In his final season at Southampton, Adam Lallana scored 10 goals and eight assists. He pressed and harried opponents constantly. There was end product to go along with his hard work and fancy footwork, and because of it he was rightly named to the Premier League’s team of the season. He also earned a £25M move to Liverpool.
That production dropped off. So too did his effectiveness without the ball. Lallana looked a useful player, but not a £25M one, and many fans who might not have been paying attention to him at Southampton wrote him off as a squad player at best. Jürgen Klopp’s arrival, though, changed things, and ex-Red John Aldridge thinks we’re now seeing the real Adam Lallana.
“Lallana has really kicked on this season and is playing with so much confidence,” Aldridge noted in his column for The Liverpool Echo. “He keeps getting in good areas and he’s added goals to his game. He got a great ovation from the supporters on Saturday and rightly so. Now we’re seeing the player we wanted to see two years ago.”
In some ways, Lallana’s slow adjustment to life at Liverpool mirrors his final two seasons at Southampton—and that club’s first two after being promoted to the Premier League. In the first, Lallana scored just three goals and six assists. In the second, his production caught up with his work rate and fancy footwork—and to what it had been in the Championship.
Waving it away as an adjustment period, though, misses one important factor: the manager. At Southampton in 2012-13 for their first season in Premier League, Lallana started off working under Nigel Adkins. He ended it, and played his breakout 2013-14 season, under Mauricio Pochettino, whose high-press approach got the best out of Lallana.
Perhaps, then, it shouldn’t be surprising that at Liverpool, Klopp has gotten the best out of Lallana and has him again looking like a player who could end up in the Premier League’s team of the season. Once again, fans are seeing the Adam Lallana who earned a £25M move to Anfield—though they’re seeing him in a new position, played as the eight.

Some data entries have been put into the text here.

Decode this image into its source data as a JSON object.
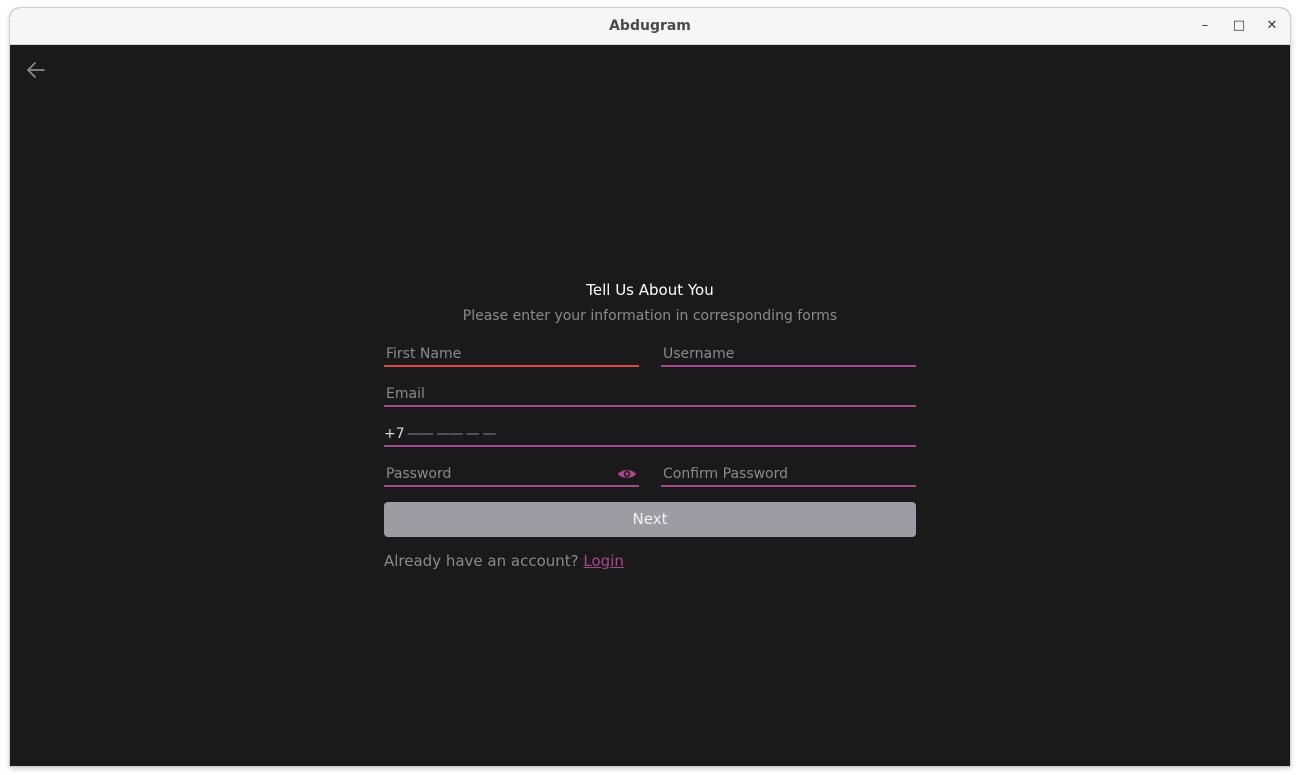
{
  "window": {
    "title": "Abdugram",
    "controls": {
      "minimize": "–",
      "maximize": "□",
      "close": "✕"
    }
  },
  "back_button": {
    "icon": "arrow-left-icon"
  },
  "form": {
    "heading": "Tell Us About You",
    "subheading": "Please enter your information in corresponding forms",
    "first_name": {
      "placeholder": "First Name",
      "value": ""
    },
    "username": {
      "placeholder": "Username",
      "value": ""
    },
    "email": {
      "placeholder": "Email",
      "value": ""
    },
    "phone": {
      "prefix": "+7",
      "mask": "—— —— — —"
    },
    "password": {
      "placeholder": "Password",
      "value": ""
    },
    "confirm_password": {
      "placeholder": "Confirm Password",
      "value": ""
    },
    "next_label": "Next",
    "already_text": "Already have an account?",
    "login_label": "Login"
  },
  "colors": {
    "background": "#1a1a1a",
    "accent": "#a8488f",
    "error": "#e04848",
    "button": "#9d9ca2"
  }
}
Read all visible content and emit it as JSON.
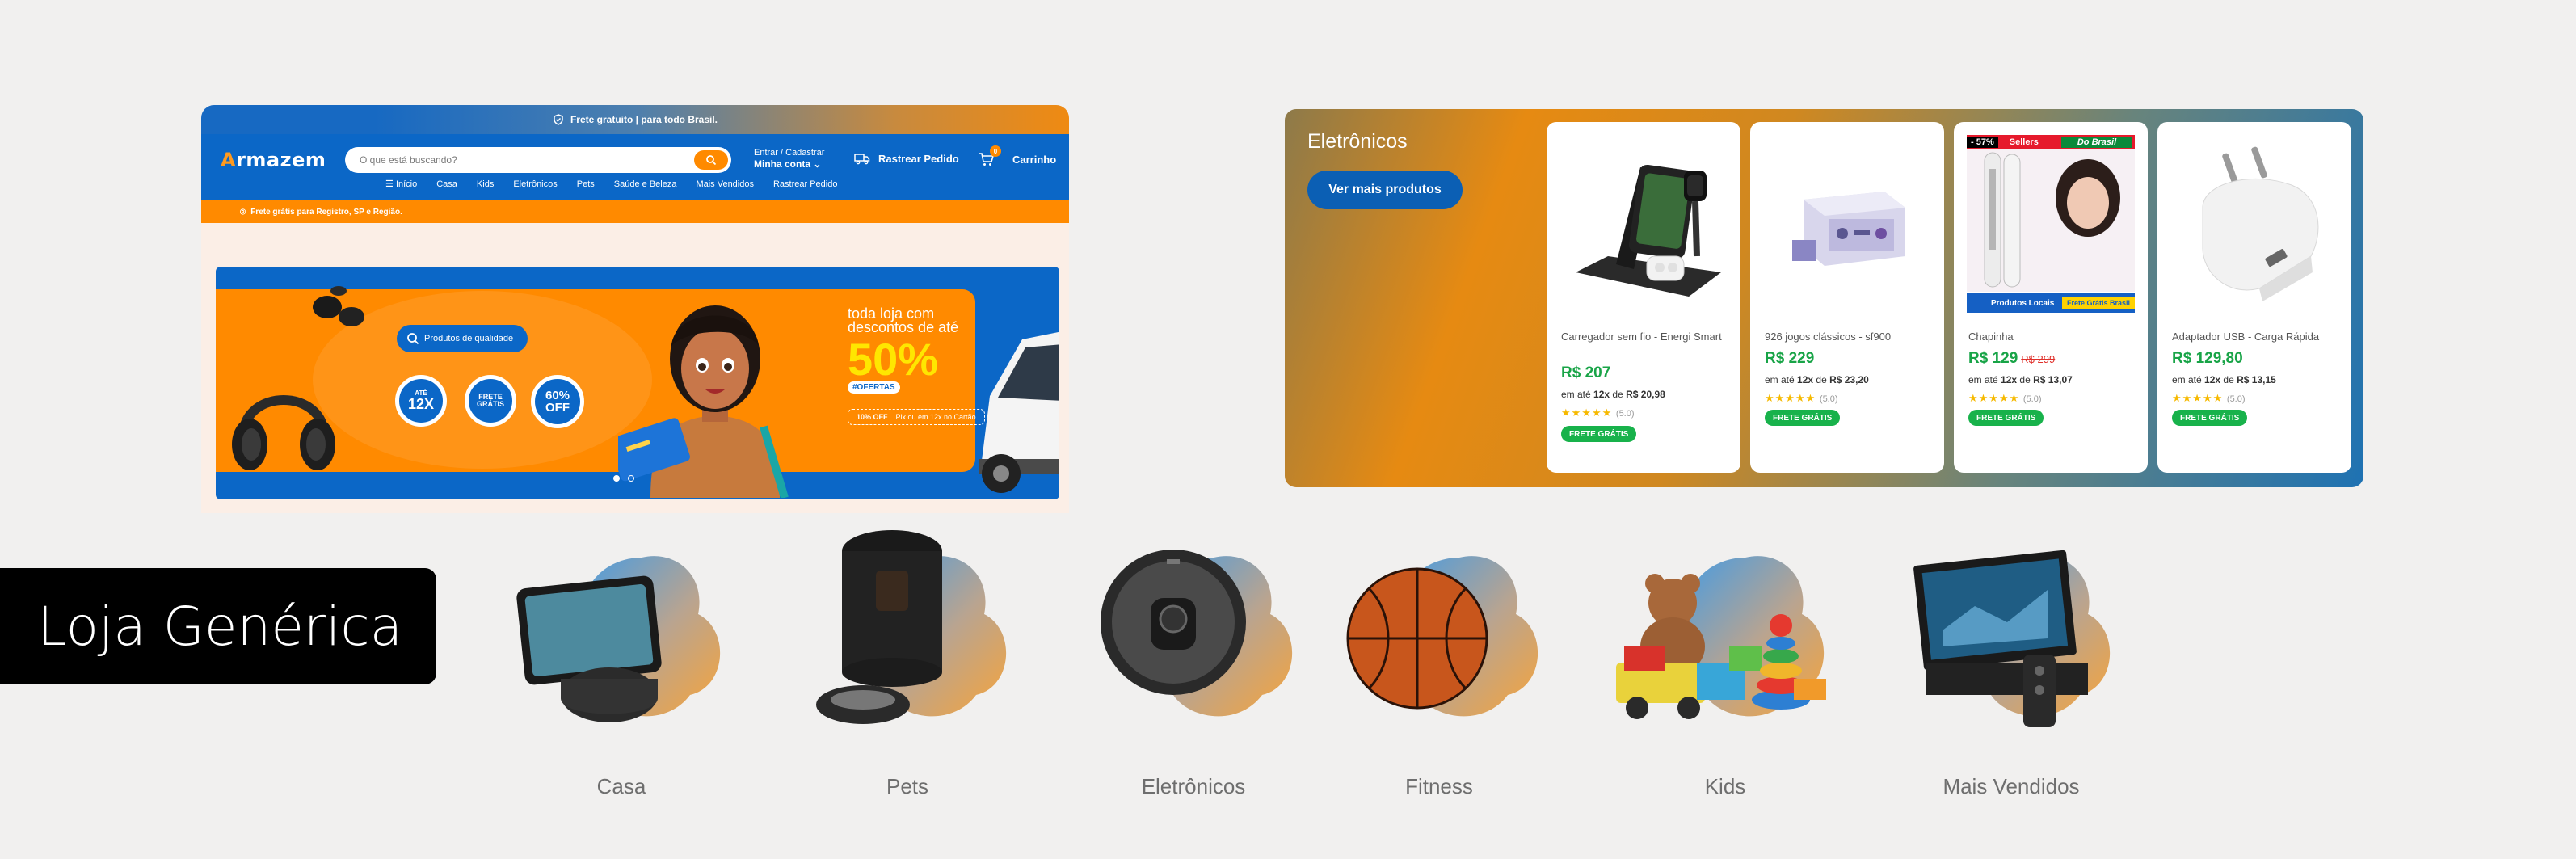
{
  "store": {
    "topbar_text": "Frete gratuito | para todo Brasil.",
    "logo_letter": "A",
    "logo_rest": "rmazem",
    "search_placeholder": "O que está buscando?",
    "account_line1": "Entrar / Cadastrar",
    "account_line2": "Minha conta",
    "track_label": "Rastrear Pedido",
    "cart_count": "0",
    "cart_label": "Carrinho",
    "nav": [
      "Início",
      "Casa",
      "Kids",
      "Eletrônicos",
      "Pets",
      "Saúde e Beleza",
      "Mais Vendidos",
      "Rastrear Pedido"
    ],
    "shipping_bar": "Frete grátis para Registro, SP e Região.",
    "hero": {
      "quality_chip": "Produtos de qualidade",
      "badge1_top": "ATÉ",
      "badge1_main": "12X",
      "badge2_top": "FRETE",
      "badge2_main": "GRÁTIS",
      "badge3_main": "60% OFF",
      "promo_line1": "toda loja com",
      "promo_line2": "descontos de até",
      "promo_big": "50%",
      "promo_tag": "#OFERTAS",
      "pix_left": "10% OFF",
      "pix_right": "Pix ou em 12x no Cartão"
    }
  },
  "panel": {
    "title": "Eletrônicos",
    "button": "Ver mais produtos",
    "products": [
      {
        "name": "Carregador sem fio - Energi Smart",
        "price": "R$ 207",
        "old_price": "",
        "inst_prefix": "em até",
        "inst_n": "12x",
        "inst_de": "de",
        "inst_val": "R$ 20,98",
        "stars": "★★★★★",
        "rating": "(5.0)",
        "ship": "FRETE GRÁTIS"
      },
      {
        "name": "926 jogos clássicos - sf900",
        "price": "R$ 229",
        "old_price": "",
        "inst_prefix": "em até",
        "inst_n": "12x",
        "inst_de": "de",
        "inst_val": "R$ 23,20",
        "stars": "★★★★★",
        "rating": "(5.0)",
        "ship": "FRETE GRÁTIS"
      },
      {
        "name": "Chapinha",
        "price": "R$ 129",
        "old_price": "R$ 299",
        "inst_prefix": "em até",
        "inst_n": "12x",
        "inst_de": "de",
        "inst_val": "R$ 13,07",
        "stars": "★★★★★",
        "rating": "(5.0)",
        "ship": "FRETE GRÁTIS",
        "badge_off": "- 57%",
        "badge_sellers": "Sellers",
        "badge_brasil": "Do Brasil",
        "badge_local": "Produtos Locais",
        "badge_frete": "Frete Grátis Brasil"
      },
      {
        "name": "Adaptador USB - Carga Rápida",
        "price": "R$ 129,80",
        "old_price": "",
        "inst_prefix": "em até",
        "inst_n": "12x",
        "inst_de": "de",
        "inst_val": "R$ 13,15",
        "stars": "★★★★★",
        "rating": "(5.0)",
        "ship": "FRETE GRÁTIS"
      }
    ]
  },
  "brand_label": "Loja Genérica",
  "categories": [
    "Casa",
    "Pets",
    "Eletrônicos",
    "Fitness",
    "Kids",
    "Mais Vendidos"
  ],
  "colors": {
    "blue": "#0b67c7",
    "orange": "#ff8a00",
    "green": "#18a447",
    "blob_blue": "#4aa3e6",
    "blob_orange": "#f6a23a"
  }
}
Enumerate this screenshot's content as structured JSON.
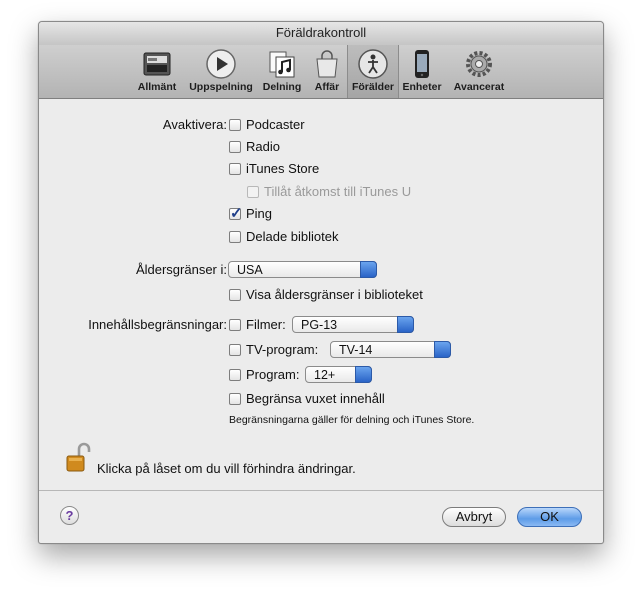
{
  "window": {
    "title": "Föräldrakontroll"
  },
  "toolbar": {
    "items": [
      {
        "label": "Allmänt",
        "icon": "switch-icon"
      },
      {
        "label": "Uppspelning",
        "icon": "play-icon"
      },
      {
        "label": "Delning",
        "icon": "music-sharing-icon"
      },
      {
        "label": "Affär",
        "icon": "shopping-bag-icon"
      },
      {
        "label": "Förälder",
        "icon": "parental-figure-icon",
        "selected": true
      },
      {
        "label": "Enheter",
        "icon": "iphone-icon"
      },
      {
        "label": "Avancerat",
        "icon": "gear-icon"
      }
    ]
  },
  "disable": {
    "label": "Avaktivera:",
    "options": [
      {
        "label": "Podcaster",
        "checked": false
      },
      {
        "label": "Radio",
        "checked": false
      },
      {
        "label": "iTunes Store",
        "checked": false
      },
      {
        "label": "Tillåt åtkomst till iTunes U",
        "checked": false,
        "disabled": true
      },
      {
        "label": "Ping",
        "checked": true
      },
      {
        "label": "Delade bibliotek",
        "checked": false
      }
    ]
  },
  "ratings": {
    "label": "Åldersgränser i:",
    "country": "USA",
    "show_in_library": "Visa åldersgränser i biblioteket"
  },
  "restrictions": {
    "label": "Innehållsbegränsningar:",
    "movies": {
      "label": "Filmer:",
      "value": "PG-13"
    },
    "tv": {
      "label": "TV-program:",
      "value": "TV-14"
    },
    "apps": {
      "label": "Program:",
      "value": "12+"
    },
    "explicit": "Begränsa vuxet innehåll",
    "note": "Begränsningarna gäller för delning och iTunes Store."
  },
  "lock_text": "Klicka på låset om du vill förhindra ändringar.",
  "buttons": {
    "help": "?",
    "cancel": "Avbryt",
    "ok": "OK"
  },
  "colors": {
    "accent": "#3b7fe0",
    "help": "#6a3ca0",
    "lock": "#d08a1e"
  }
}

“You have to give the manager massive credit for seeing the potential Lallana had to play in this new role,” added Aldridge. “He’s the link between the midfield and the attack. He sets the tone with his pressing and his energy. Lallana is so important to the way we play.”